Kenneth Westhues, 2007

To judge by emails sent to me and news that reaches me, departments of mathematics are second only to those of music and fine arts in the incidence of workplace mobbing. Many of the brightest mathematicians seem to rankle mightily not only their colleagues but even more, the bureaucratic minds increasingly dominant in university administrations. This may be an instance of the conflict between artists and technocrats that Patricia Pitcher described in her important book.

EDMONDS. The case that launched my research program on academic mobbing was that of Jack Edmonds, an eminent member of my home university's Department of Combinatorics and Optimization. Edmonds was ousted in 1991. In response to worldwide protest, the university reinstated him in 1993, with half salary and no duties. Winner of the von Neumann Theory Prize in 1985, Edmonds was awarded an honourary degree from Syddansk University (Denmark) in 2006.

BONDY. In 1995, another prominent mathematician at Waterloo named Adrian Bondy was ousted: formally dismissed for ethical misconduct. Ironically, he had publicly supported Edmonds's ouster. The circumstances of Bondy's elimination were no less bizarre than in Edmonds's case, enough that the iconic Paul Erdös resigned his honourary degree from Waterloo, Vasek Chvatal wrote a poignant lament for the demise of decency in academe, and Jeffrey Shallit published a scathing critique of the arbitration award that upheld Bondy's firing. Bondy has contrinued his successful career at l'Université Claude-Bernard in Lyons, France.

LEPOWSKY. Click here for a video of an informative discussion of workplace mobbing and bullying. Participants include not only psychologists Gary and Ruth Namie, leaders in the campaign for education and legislation on work abuse, but also William Lepowsky, a mathematician at Laney College in Oakland, California, who was targeted for harassment, punishment, and humiliation by college administrators in 2001. Thanks to Lepowsky's rare combination of book smarts and social skills, the attempt to mob him out of his job backfired on the aggressors.

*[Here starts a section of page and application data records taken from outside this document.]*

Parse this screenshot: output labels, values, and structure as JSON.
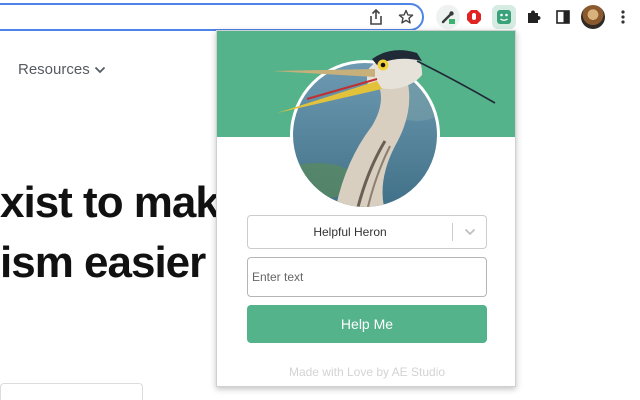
{
  "browser": {
    "toolbar_icons": [
      "share-icon",
      "bookmark-star-icon",
      "eyedropper-extension-icon",
      "adblock-extension-icon",
      "heron-extension-icon",
      "extensions-puzzle-icon",
      "side-panel-icon",
      "profile-avatar",
      "browser-menu-icon"
    ],
    "accent_color": "#4d84e8"
  },
  "page": {
    "nav_resources": "Resources",
    "hero_line_1": "xist to mak",
    "hero_line_2": "ism easier"
  },
  "popup": {
    "persona_selected": "Helpful Heron",
    "input_placeholder": "Enter text",
    "submit_label": "Help Me",
    "footer": "Made with Love by AE Studio",
    "brand_color": "#54b38b"
  }
}
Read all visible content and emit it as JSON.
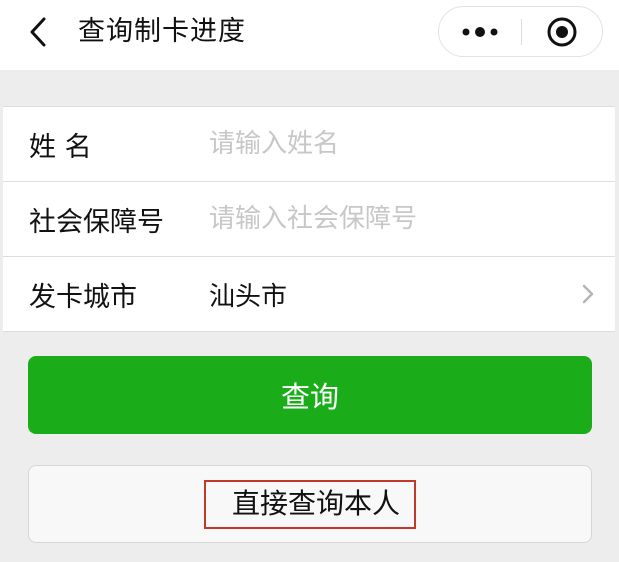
{
  "navbar": {
    "title": "查询制卡进度",
    "back_icon": "chevron-left-icon",
    "more_icon": "more-dots-icon",
    "close_icon": "target-close-icon"
  },
  "form": {
    "rows": [
      {
        "label": "姓 名",
        "placeholder": "请输入姓名",
        "value": ""
      },
      {
        "label": "社会保障号",
        "placeholder": "请输入社会保障号",
        "value": ""
      },
      {
        "label": "发卡城市",
        "value": "汕头市",
        "icon": "chevron-right-icon"
      }
    ]
  },
  "buttons": {
    "query_label": "查询",
    "self_query_label": "直接查询本人"
  },
  "colors": {
    "primary_green": "#1aad19",
    "highlight_box": "#c0392b",
    "background": "#ededed"
  }
}
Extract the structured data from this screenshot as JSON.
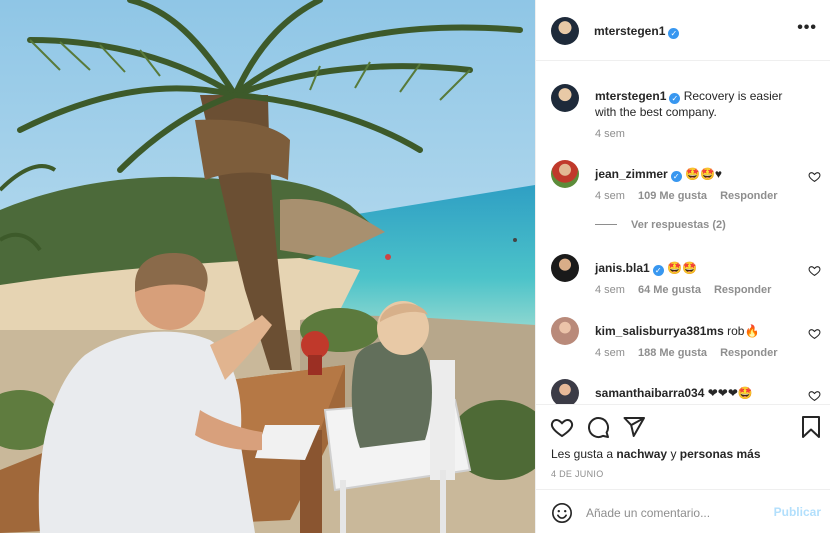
{
  "post": {
    "author": "mterstegen1",
    "caption": "Recovery is easier with the best company.",
    "caption_time": "4 sem",
    "more_label": "•••"
  },
  "comments": [
    {
      "user": "jean_zimmer",
      "verified": true,
      "text": "🤩🤩♥",
      "time": "4 sem",
      "likes": "109 Me gusta",
      "reply": "Responder",
      "view_replies": "Ver respuestas (2)"
    },
    {
      "user": "janis.bla1",
      "verified": true,
      "text": "🤩🤩",
      "time": "4 sem",
      "likes": "64 Me gusta",
      "reply": "Responder"
    },
    {
      "user": "kim_salisburrya381ms",
      "verified": false,
      "text": "rob🔥",
      "time": "4 sem",
      "likes": "188 Me gusta",
      "reply": "Responder"
    },
    {
      "user": "samanthaibarra034",
      "verified": false,
      "text": "❤❤❤🤩"
    }
  ],
  "likes_line": {
    "prefix": "Les gusta a",
    "user": "nachway",
    "joiner": "y",
    "others": "personas más"
  },
  "date": "4 DE JUNIO",
  "compose": {
    "placeholder": "Añade un comentario...",
    "publish": "Publicar"
  },
  "icons": [
    "heart-icon",
    "comment-icon",
    "share-icon",
    "bookmark-icon",
    "emoji-icon",
    "verified-badge",
    "more-options-icon"
  ],
  "colors": {
    "verified": "#3897f0",
    "publish_disabled": "#b2dffc",
    "muted": "#8e8e8e",
    "text": "#262626"
  }
}
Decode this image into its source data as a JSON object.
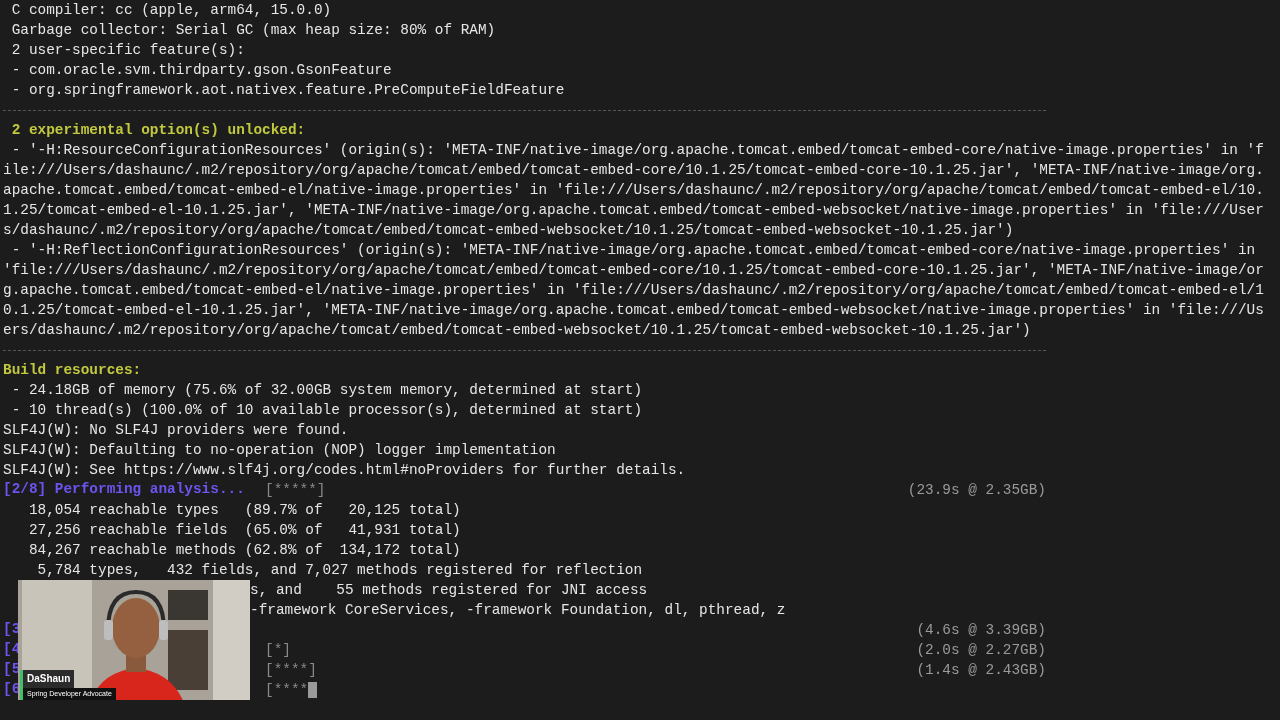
{
  "terminal": {
    "lines": [
      {
        "kind": "plain",
        "text": " C compiler: cc (apple, arm64, 15.0.0)"
      },
      {
        "kind": "plain",
        "text": " Garbage collector: Serial GC (max heap size: 80% of RAM)"
      },
      {
        "kind": "plain",
        "text": " 2 user-specific feature(s):"
      },
      {
        "kind": "plain",
        "text": " - com.oracle.svm.thirdparty.gson.GsonFeature"
      },
      {
        "kind": "plain",
        "text": " - org.springframework.aot.nativex.feature.PreComputeFieldFeature"
      },
      {
        "kind": "divider"
      },
      {
        "kind": "heading",
        "text": " 2 experimental option(s) unlocked:"
      },
      {
        "kind": "plain",
        "text": " - '-H:ResourceConfigurationResources' (origin(s): 'META-INF/native-image/org.apache.tomcat.embed/tomcat-embed-core/native-image.properties' in 'f"
      },
      {
        "kind": "plain",
        "text": "ile:///Users/dashaunc/.m2/repository/org/apache/tomcat/embed/tomcat-embed-core/10.1.25/tomcat-embed-core-10.1.25.jar', 'META-INF/native-image/org."
      },
      {
        "kind": "plain",
        "text": "apache.tomcat.embed/tomcat-embed-el/native-image.properties' in 'file:///Users/dashaunc/.m2/repository/org/apache/tomcat/embed/tomcat-embed-el/10."
      },
      {
        "kind": "plain",
        "text": "1.25/tomcat-embed-el-10.1.25.jar', 'META-INF/native-image/org.apache.tomcat.embed/tomcat-embed-websocket/native-image.properties' in 'file:///User"
      },
      {
        "kind": "plain",
        "text": "s/dashaunc/.m2/repository/org/apache/tomcat/embed/tomcat-embed-websocket/10.1.25/tomcat-embed-websocket-10.1.25.jar')"
      },
      {
        "kind": "plain",
        "text": " - '-H:ReflectionConfigurationResources' (origin(s): 'META-INF/native-image/org.apache.tomcat.embed/tomcat-embed-core/native-image.properties' in"
      },
      {
        "kind": "plain",
        "text": "'file:///Users/dashaunc/.m2/repository/org/apache/tomcat/embed/tomcat-embed-core/10.1.25/tomcat-embed-core-10.1.25.jar', 'META-INF/native-image/or"
      },
      {
        "kind": "plain",
        "text": "g.apache.tomcat.embed/tomcat-embed-el/native-image.properties' in 'file:///Users/dashaunc/.m2/repository/org/apache/tomcat/embed/tomcat-embed-el/1"
      },
      {
        "kind": "plain",
        "text": "0.1.25/tomcat-embed-el-10.1.25.jar', 'META-INF/native-image/org.apache.tomcat.embed/tomcat-embed-websocket/native-image.properties' in 'file:///Us"
      },
      {
        "kind": "plain",
        "text": "ers/dashaunc/.m2/repository/org/apache/tomcat/embed/tomcat-embed-websocket/10.1.25/tomcat-embed-websocket-10.1.25.jar')"
      },
      {
        "kind": "divider"
      },
      {
        "kind": "heading",
        "text": "Build resources:"
      },
      {
        "kind": "plain",
        "text": " - 24.18GB of memory (75.6% of 32.00GB system memory, determined at start)"
      },
      {
        "kind": "plain",
        "text": " - 10 thread(s) (100.0% of 10 available processor(s), determined at start)"
      },
      {
        "kind": "plain",
        "text": "SLF4J(W): No SLF4J providers were found."
      },
      {
        "kind": "plain",
        "text": "SLF4J(W): Defaulting to no-operation (NOP) logger implementation"
      },
      {
        "kind": "plain",
        "text": "SLF4J(W): See https://www.slf4j.org/codes.html#noProviders for further details."
      },
      {
        "kind": "stage",
        "label": "[2/8] Performing analysis...",
        "progress": "[*****]",
        "timing": "(23.9s @ 2.35GB)"
      },
      {
        "kind": "plain",
        "text": "   18,054 reachable types   (89.7% of   20,125 total)"
      },
      {
        "kind": "plain",
        "text": "   27,256 reachable fields  (65.0% of   41,931 total)"
      },
      {
        "kind": "plain",
        "text": "   84,267 reachable methods (62.8% of  134,172 total)"
      },
      {
        "kind": "plain",
        "text": "    5,784 types,   432 fields, and 7,027 methods registered for reflection"
      },
      {
        "kind": "covered",
        "text": "s, and    55 methods registered for JNI access"
      },
      {
        "kind": "covered",
        "text": "-framework CoreServices, -framework Foundation, dl, pthread, z"
      },
      {
        "kind": "covered",
        "label": "[3",
        "timing": "(4.6s @ 3.39GB)"
      },
      {
        "kind": "covered",
        "label": "[4",
        "progress": "[*]",
        "timing": "(2.0s @ 2.27GB)"
      },
      {
        "kind": "covered",
        "label": "[5",
        "progress": "[****]",
        "timing": "(1.4s @ 2.43GB)"
      },
      {
        "kind": "covered",
        "label": "[6",
        "progress": "[****",
        "cursor": true
      }
    ]
  },
  "webcam": {
    "kind": "picture",
    "name": "DaShaun",
    "title": "Spring Developer Advocate"
  }
}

BECKER. Professor of Mathematics Education at the University of Southern Illinois in Carbondale, Jerry Becker has excelled in teaching, scholarship, grantsmanship — just about all aspects of his work except for pleasing his departmental colleagues. John Gravois described Becker's troubles in his Chronicle article in 2006, and I gave some background in an online article about the anti-mobbing movement among professors at Carbondale, and Becker's important role in it.

BERMAN. Available online is my essay, "Stephen Berman: Scapegoat," which analyzes, on the basis of the arbitration documents, the formal dismissal of Saskatchewan's leading mathematics professor in 2006. Published with the essay are critical responses I have invited from Berman's colleagues. I stand firmly behind my analysis in terms of the mobbing conceptualization, and therefore welcome and encourage publication of complementary and contrasting interpretations.

VIRO & JÖRICKE. Thanks to a colleague on North America's west coast, I have learned of the resignation-under-duress in 2007, of two prominent mathematicians at Uppsala University in Stockholm: the Russian Oleg Viro and the German Burglind Jöricke. As is common in academic mobbing cases, their foreign accents and imperfect command of the vernacular tongue appear to have been factors in their elimination. Viro has made relevant documents and transcripts available in English online (click here for numerous documents in Swedish). The European Mathematical Society has collected critical commentaries, including a strong critique by Karl-Heinz Fieseler et al., and published an account by Ulf Persson and Martin Raussen on p. 15 of its Newsletter (June 2007). Aisha Labi has published a summary of the Viro and Jöricke cases in The Chronicle of Higher Education (May 25, 2007).